by Jeff Foust
Limiting Outer Space: Astroculture After Apollo
by Alexander C.T. Geppert (ed.)
Palgrave Macmillan, 2018
hardcover, 376 pp., illus.
In the introduction to Limiting Outer Space, editor Alexander C.T. Geppert quotes the late historian Tony Judt, who called the 1970s “the most dispiriting decade of the twentieth century.” That seems like a bit of hyperbole, given that earlier decades of the century gave us two of the bloodiest wars in human history, a major economic depression, and the rise of fascism and communism. The 1970s gave us Watergate, stagflation, malaise, and disco: not exactly uplifting, but dispiriting on a different scale from the events earlier in the century.
However, there’s a stronger case that the 1970s were the most dispiriting years to date in the Space Age. It was a time of retrenchment for space exploration, as NASA ended the Apollo missions to the Moon and offered only the promise of more routine and less expensive access to Earth orbit to come from the shuttle (promises that ultimately would not be realized.) Space advocates were left to ponder what would come next as it became clear the rapid progress of the early years of spaceflight could not be sustained as others pushed for more of a focus on planet Earth and its jeopardized environment.

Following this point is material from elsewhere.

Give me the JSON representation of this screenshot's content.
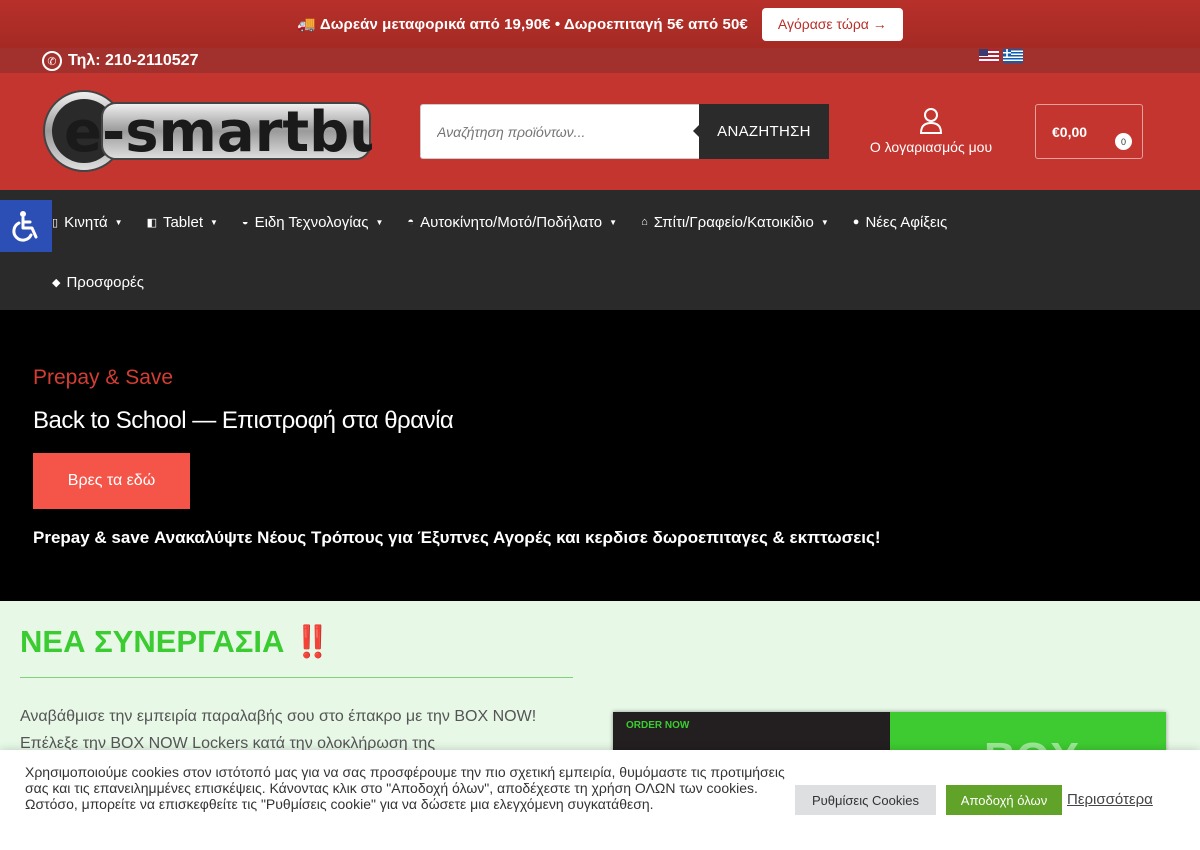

Limiting Outer Space is a collection of essays that examines these new limits on space exploration and what it calls the broader “astroculture” in the immediate post-Apollo era: primarily the 1970s but stretching in some cases into the 1980s. Those essays, focused on the United States and Western Europe, looking at the changing space landscape and its cultural implications as Apollo ended amid uncertainty about the future of spaceflight.
The essays span a wide range of topics. In one, historian Roger Launius examines the various reactions to the end of Apollo, from the loss in faith of technology as a solution to problems to the rise of the pro-space movement in the 1970s to the persistent nostalgia about Apollo (and those who deny it ever happened.) Another chapter examined the “heightened sense of self-reflection” that the Apollo missions engendered as seen in several novels from the 1970s.
While there was a retrenchment from the ambitious but unsustainable visions from the Space Race, the essays also show there was hope for the future and continued interest in spaceflight. One chapter describes how West Germany tied its future in spaceflight to the Spacelab module that the new European Space Agency agreed to develop for NASA, including astronaut recruitment campaigns that “gave the impression that spaceflight was no longer reserved for specially selected people.” Another essay examines the rise of LEGO’s series of spaceships and outposts during that decsde that depicted a future of humans working in space.
One of the more interesting chapters links two seemingly disparate events: the Club of Rome study that predicted looming shortfalls in key resources and the development a decade later of the Strategic Defense Initiative. That Club of Rome report provided fodder for space settlement advocates, who argued that space colonies could provide humanity with access to space solar power and other resources to address those concerns. But some of those early L-5 Society advocates of space colonies also noted that space solar power could also enable lasers for missile defense systems. With a few years, they advising the new Reagan Administration on space-based missile defense that resulted in SDI, or at least helped put in place the public mindset in support of it.
“The 1970s were a period of transition in how we perceived human spaceflight,” David Kirby writes in the book’s epilogue, facing new limits on its future based on both its capabilities and outside influences. Limiting Outer Space helps explain how that affected both spaceflight and society. Those changes might be dispiriting, but they were also a necessary, and inevitable, corrective from the Space Age’s overheated Cold War origins.